As she tells him the story of her brother’s disappearance he becomes enamored of her and plays along, agreeing to take the case despite his total lack of Sam Spade experience.
Blundering his way through the case he soon learns there is more to Kyra than a pretty face and crocodile tears for her brother.
There isn’t a lot of grit to “No Clue.” It grafts a sitcom premise to a “Columbo” episode, relying on the comedy to sell the story. Butt and David Koechner go for laughs, while the rest of the cast—Smart, David Cubitt and Dustin Milligan—play it straight.
It’s kind of an odd mix. Movies like “Fletch,” “High Anxiety” and “Foul Play” have walked this path before but each of those had more edge. “No Clue” is an amiable attempt at mixing and matching film noir and gags, but feels more like a Halloween episode of “Corner Gas” where “Hank” Yarbo mysteriously disappears after a wild weekend in Carrot River, Saskatchewan.
Butt is a likeable performer, the same likeable performer who was the cornerstone of “Corner Gas” for six seasons. He brings the folksy charm that kept that show on the air to the film but he doesn’t fill the big screen in quite the same way he did the TV screen.
“The Whistler Film Festival was the first opportunity I got to sit in a room with strangers and have them watch the movie and I was very nervous going into it,” says comedian Brent Butt about his new film No Clue.
In the film he stars as Leo, a mild mannered Vancouver tchotchke salesman lured into a murder mystery by a femme fatale played by Amy Smart. “It’s a very dark, classic kind of detective mystery but the main characters say funny things,” says Butt.
“We really felt, totally objectively, that we made the movie we wanted to make but that part of my brain that is the stand up comic said, ‘What you think doesn’t really matter. The audience will let you know,’ and the audience is everything to me.
“Long before Corner Gas came around I was just a greasy nightclub comic, out there getting it done. When you are doing that you always have the ability to shift gears. You think, ‘They’re not buying the sports stuff so I’ll talk about politics,’ but with this movie if they’re not liking it five minutes in you can’t say, ‘Everybody go get a drink. I’m going to reedit this.’ You are locked in.”
Audience reaction was “better than we ever could have imagined” for a movie he calls a “tricky balancing act.”
“I wanted to make a movie that if it wasn’t funny would still be entertaining. It would still be thrilling and a mystery and have all those good, juicy elements and then the funny kind of folds in like gravy. It’s on top of everything else.

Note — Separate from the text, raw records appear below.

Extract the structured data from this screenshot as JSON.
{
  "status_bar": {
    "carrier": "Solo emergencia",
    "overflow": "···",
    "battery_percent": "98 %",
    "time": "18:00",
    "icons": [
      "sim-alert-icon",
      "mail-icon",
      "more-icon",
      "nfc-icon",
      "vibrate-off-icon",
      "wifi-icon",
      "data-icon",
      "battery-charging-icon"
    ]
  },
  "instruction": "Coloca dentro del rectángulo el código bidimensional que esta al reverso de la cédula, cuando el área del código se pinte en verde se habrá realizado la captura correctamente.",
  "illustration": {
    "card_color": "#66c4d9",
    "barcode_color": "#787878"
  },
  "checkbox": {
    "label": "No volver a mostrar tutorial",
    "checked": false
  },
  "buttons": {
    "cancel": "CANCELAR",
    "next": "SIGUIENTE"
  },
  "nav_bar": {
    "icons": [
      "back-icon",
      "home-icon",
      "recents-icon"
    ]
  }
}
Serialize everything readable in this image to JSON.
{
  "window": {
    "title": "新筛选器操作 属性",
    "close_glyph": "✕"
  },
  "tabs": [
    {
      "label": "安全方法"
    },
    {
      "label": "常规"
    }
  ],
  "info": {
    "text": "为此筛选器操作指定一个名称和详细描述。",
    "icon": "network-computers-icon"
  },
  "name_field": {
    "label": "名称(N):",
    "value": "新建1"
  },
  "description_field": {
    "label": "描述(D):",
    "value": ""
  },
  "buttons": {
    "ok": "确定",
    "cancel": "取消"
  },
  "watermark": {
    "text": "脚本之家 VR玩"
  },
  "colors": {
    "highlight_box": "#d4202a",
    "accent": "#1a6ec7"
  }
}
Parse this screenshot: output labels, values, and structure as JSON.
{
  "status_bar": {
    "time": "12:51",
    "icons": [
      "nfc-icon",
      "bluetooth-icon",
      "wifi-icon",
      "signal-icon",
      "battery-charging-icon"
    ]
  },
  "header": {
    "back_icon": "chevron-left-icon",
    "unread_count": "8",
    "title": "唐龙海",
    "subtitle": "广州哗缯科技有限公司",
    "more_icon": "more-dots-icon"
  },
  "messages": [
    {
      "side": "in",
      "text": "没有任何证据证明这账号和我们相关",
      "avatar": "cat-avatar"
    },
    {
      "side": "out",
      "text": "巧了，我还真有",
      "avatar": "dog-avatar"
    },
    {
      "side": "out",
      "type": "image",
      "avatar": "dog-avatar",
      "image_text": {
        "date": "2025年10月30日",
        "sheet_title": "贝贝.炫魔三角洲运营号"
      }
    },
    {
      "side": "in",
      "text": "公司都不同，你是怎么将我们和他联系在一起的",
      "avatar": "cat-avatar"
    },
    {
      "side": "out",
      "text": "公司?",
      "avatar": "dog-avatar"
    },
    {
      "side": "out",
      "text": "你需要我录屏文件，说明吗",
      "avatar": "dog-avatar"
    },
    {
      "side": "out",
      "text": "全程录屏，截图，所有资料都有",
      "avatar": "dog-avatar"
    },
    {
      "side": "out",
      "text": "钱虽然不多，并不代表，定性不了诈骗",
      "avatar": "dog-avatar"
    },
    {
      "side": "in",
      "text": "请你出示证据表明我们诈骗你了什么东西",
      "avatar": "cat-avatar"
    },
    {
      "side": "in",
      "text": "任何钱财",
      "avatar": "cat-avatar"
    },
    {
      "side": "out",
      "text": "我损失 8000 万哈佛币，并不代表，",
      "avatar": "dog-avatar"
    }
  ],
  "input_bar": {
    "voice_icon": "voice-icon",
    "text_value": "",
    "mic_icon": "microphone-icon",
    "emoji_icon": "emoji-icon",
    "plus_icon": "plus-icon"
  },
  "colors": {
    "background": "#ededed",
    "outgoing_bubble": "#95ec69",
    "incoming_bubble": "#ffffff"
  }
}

“From the writing stand point there were a lot of funny jokes I neglected to put in the movie because I felt this is funny but it is ultimately going to damage the reality. For this movie to work it has to feel real. One of the things we did early on was tell everybody to forget that this is a comedy. Pretend you are making a dark murder mystery. That’s what this is. The comedy will come in elsewhere.”
Butt cites a famous example of the kind of film he wanted to make.
“Beverly Hills Cop was written not to be a funny movie. It was written to be a thriller and then they cast Eddie Murphy and said, ‘Let’s make it funny.’ But if you take all the funny things that Eddie says out, it still holds water as an action movie.”